The stock market is wrapping up its best month in over 30 years. What was the catalyst?
In the five weeks from February 20th through March 19th, there were 1.1 million jobless claims, and the stock market fell 29%. In the five weeks since there were 26.5 million jobless claims and the market rallied 28%.
What’s amazing about this is not just that the market rallied, it’s how it rallied. On the day we received the first big jobless claim number, the S&P 500 gained 6%! On the following week’s release it gained 2.3%, and a week later it gained 1.4%.
Yesterday we got the worst GDP number since the Great Financial Crisis. The S&P 500 gained 2.7%.
We look at the headlines and we look at the screen and we scratch our heads in disbelief. “This doesn’t make any sense,” we say.
We know that stocks are forward looking, but it’s in our nature to connect the news of the day with the price on the screen. This is the investor’s cognitive asset liability mismatch. We’re looking at today, the market is looking into the future. That doesn’t mean it always gets it right, but that’s why it feels like it always gets it wrong.
Stocks aren’t rallying because of terrible numbers. They fell in anticipation of them. For the last few weeks they’ve been rising in anticipation of the recovery.

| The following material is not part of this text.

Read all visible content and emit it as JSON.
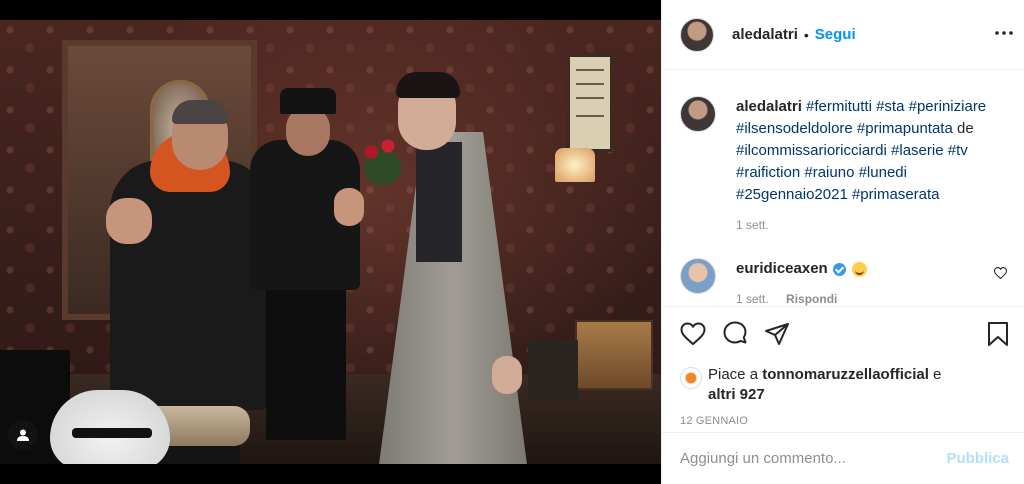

In the eye of the storm, when all the news is terrible, it’s common for investors to wonder what the catalyst will be for the selling to end. This is the wrong question to ask. The market doesn’t need a catalyst, it’s not a biotech stock. Sometimes the reason the market stops falling is because nobody ever sees it ending. Like Harvey Dent said, “The night is darkest just before the dawn.”

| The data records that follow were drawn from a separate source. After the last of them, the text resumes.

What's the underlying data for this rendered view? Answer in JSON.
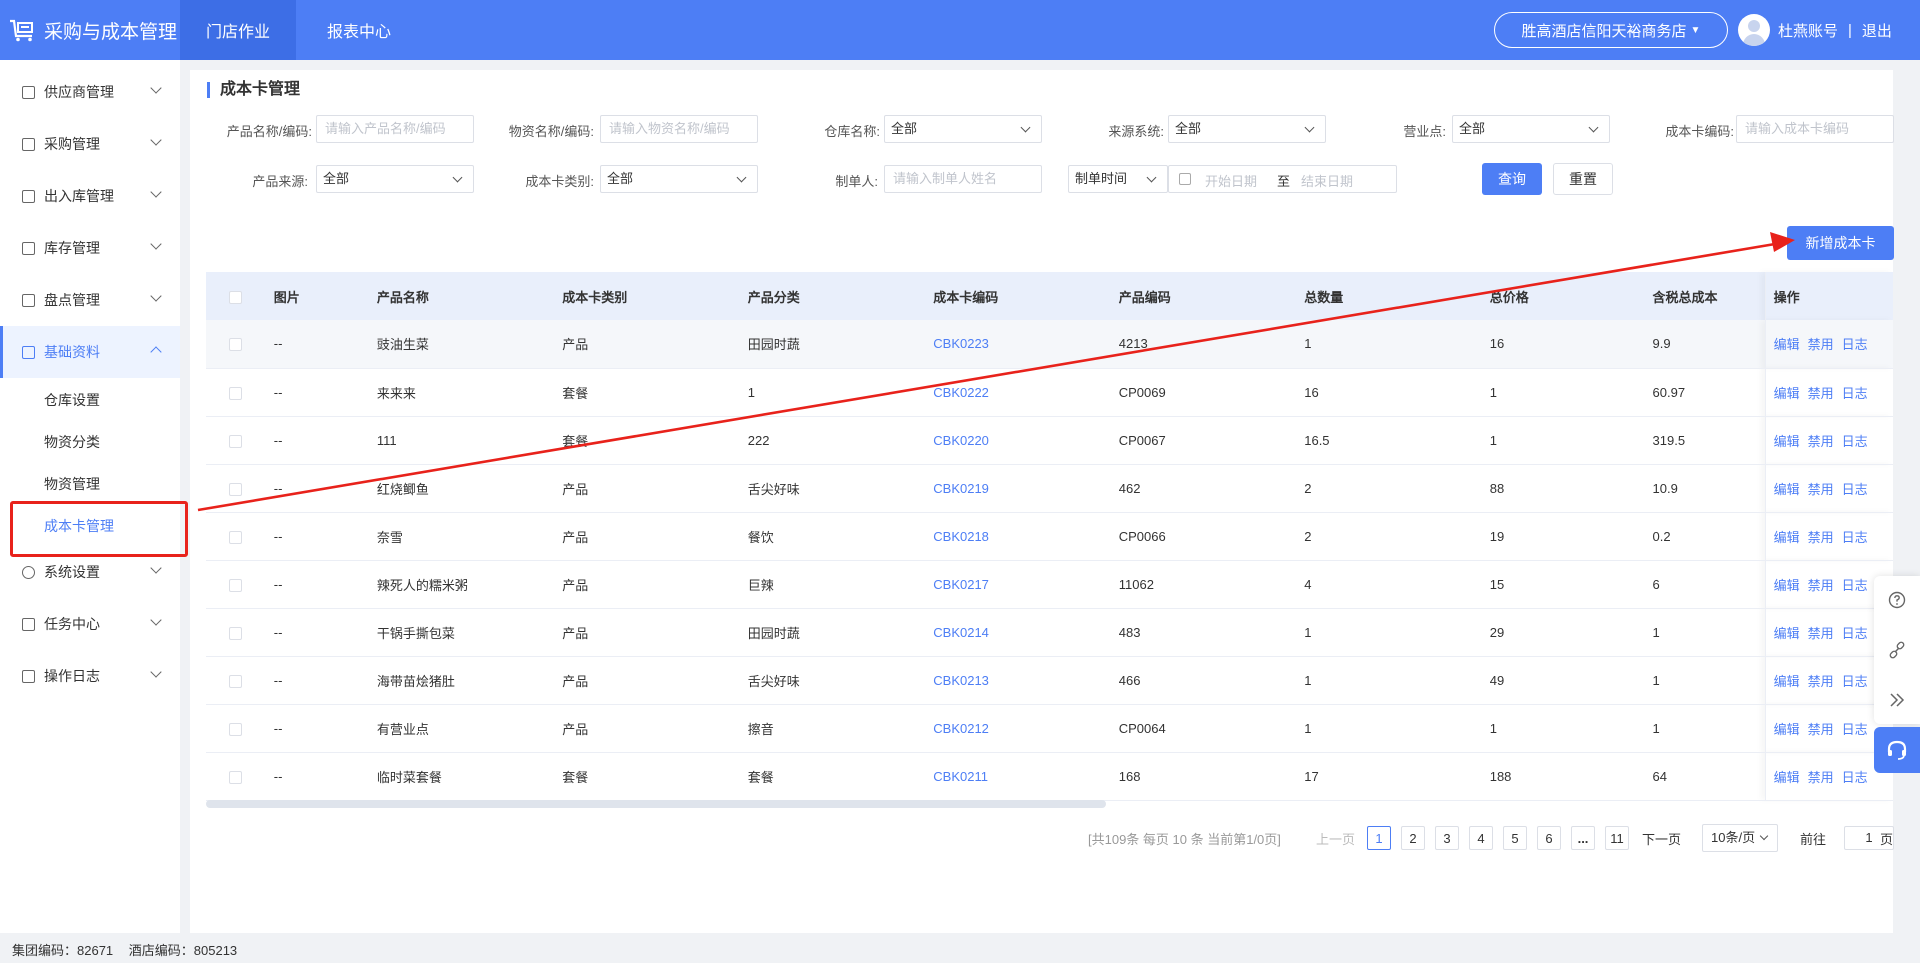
{
  "header": {
    "app_title": "采购与成本管理",
    "tabs": [
      {
        "label": "门店作业",
        "active": true
      },
      {
        "label": "报表中心",
        "active": false
      }
    ],
    "store": "胜高酒店信阳天裕商务店",
    "user_name": "杜燕账号",
    "separator": "|",
    "logout": "退出"
  },
  "sidebar": {
    "items": [
      {
        "label": "供应商管理",
        "icon": "supplier-icon"
      },
      {
        "label": "采购管理",
        "icon": "cart-icon"
      },
      {
        "label": "出入库管理",
        "icon": "inout-icon"
      },
      {
        "label": "库存管理",
        "icon": "inventory-icon"
      },
      {
        "label": "盘点管理",
        "icon": "stocktake-icon"
      },
      {
        "label": "基础资料",
        "icon": "basic-data-icon",
        "open": true
      },
      {
        "label": "系统设置",
        "icon": "gear-icon"
      },
      {
        "label": "任务中心",
        "icon": "task-icon"
      },
      {
        "label": "操作日志",
        "icon": "log-icon"
      }
    ],
    "sub_items": [
      {
        "label": "仓库设置"
      },
      {
        "label": "物资分类"
      },
      {
        "label": "物资管理"
      },
      {
        "label": "成本卡管理",
        "active": true
      }
    ]
  },
  "page": {
    "title": "成本卡管理"
  },
  "filters": {
    "product_name_label": "产品名称/编码:",
    "product_name_placeholder": "请输入产品名称/编码",
    "material_name_label": "物资名称/编码:",
    "material_name_placeholder": "请输入物资名称/编码",
    "warehouse_label": "仓库名称:",
    "warehouse_value": "全部",
    "source_system_label": "来源系统:",
    "source_system_value": "全部",
    "business_point_label": "营业点:",
    "business_point_value": "全部",
    "card_code_label": "成本卡编码:",
    "card_code_placeholder": "请输入成本卡编码",
    "product_source_label": "产品来源:",
    "product_source_value": "全部",
    "card_type_label": "成本卡类别:",
    "card_type_value": "全部",
    "creator_label": "制单人:",
    "creator_placeholder": "请输入制单人姓名",
    "date_type_value": "制单时间",
    "date_start_placeholder": "开始日期",
    "date_to": "至",
    "date_end_placeholder": "结束日期",
    "query_button": "查询",
    "reset_button": "重置"
  },
  "toolbar": {
    "add_button": "新增成本卡"
  },
  "table": {
    "headers": [
      "图片",
      "产品名称",
      "成本卡类别",
      "产品分类",
      "成本卡编码",
      "产品编码",
      "总数量",
      "总价格",
      "含税总成本",
      "操作"
    ],
    "ops": [
      "编辑",
      "禁用",
      "日志"
    ],
    "rows": [
      {
        "img": "--",
        "name": "豉油生菜",
        "type": "产品",
        "category": "田园时蔬",
        "code": "CBK0223",
        "product_code": "4213",
        "qty": "1",
        "price": "16",
        "cost": "9.9"
      },
      {
        "img": "--",
        "name": "来来来",
        "type": "套餐",
        "category": "1",
        "code": "CBK0222",
        "product_code": "CP0069",
        "qty": "16",
        "price": "1",
        "cost": "60.97"
      },
      {
        "img": "--",
        "name": "111",
        "type": "套餐",
        "category": "222",
        "code": "CBK0220",
        "product_code": "CP0067",
        "qty": "16.5",
        "price": "1",
        "cost": "319.5"
      },
      {
        "img": "--",
        "name": "红烧鲫鱼",
        "type": "产品",
        "category": "舌尖好味",
        "code": "CBK0219",
        "product_code": "462",
        "qty": "2",
        "price": "88",
        "cost": "10.9"
      },
      {
        "img": "--",
        "name": "奈雪",
        "type": "产品",
        "category": "餐饮",
        "code": "CBK0218",
        "product_code": "CP0066",
        "qty": "2",
        "price": "19",
        "cost": "0.2"
      },
      {
        "img": "--",
        "name": "辣死人的糯米粥",
        "type": "产品",
        "category": "巨辣",
        "code": "CBK0217",
        "product_code": "11062",
        "qty": "4",
        "price": "15",
        "cost": "6"
      },
      {
        "img": "--",
        "name": "干锅手撕包菜",
        "type": "产品",
        "category": "田园时蔬",
        "code": "CBK0214",
        "product_code": "483",
        "qty": "1",
        "price": "29",
        "cost": "1"
      },
      {
        "img": "--",
        "name": "海带苗烩猪肚",
        "type": "产品",
        "category": "舌尖好味",
        "code": "CBK0213",
        "product_code": "466",
        "qty": "1",
        "price": "49",
        "cost": "1"
      },
      {
        "img": "--",
        "name": "有营业点",
        "type": "产品",
        "category": "擦音",
        "code": "CBK0212",
        "product_code": "CP0064",
        "qty": "1",
        "price": "1",
        "cost": "1"
      },
      {
        "img": "--",
        "name": "临时菜套餐",
        "type": "套餐",
        "category": "套餐",
        "code": "CBK0211",
        "product_code": "168",
        "qty": "17",
        "price": "188",
        "cost": "64"
      }
    ]
  },
  "pagination": {
    "info": "[共109条 每页 10 条 当前第1/0页]",
    "prev": "上一页",
    "pages": [
      "1",
      "2",
      "3",
      "4",
      "5",
      "6",
      "...",
      "11"
    ],
    "current": "1",
    "next": "下一页",
    "page_size": "10条/页",
    "goto_label": "前往",
    "goto_value": "1",
    "goto_unit": "页"
  },
  "float_tools": [
    "help-icon",
    "link-icon",
    "collapse-icon",
    "support-icon"
  ],
  "footer": {
    "group_code": "集团编码：82671",
    "hotel_code": "酒店编码：805213"
  },
  "annotation": {
    "color": "#e8221b"
  }
}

Nobody wants to read a headline “Stocks rise as things are terrible but not catastrophic,” but this is usually closer to the truth than any other explanation. This is hardly a satisfying story, but the market is not there to satisfy us, it’s there to confuse us.
We know that the market is forward looking, but come on, you gotta admit, this was one of the most confusing months on record.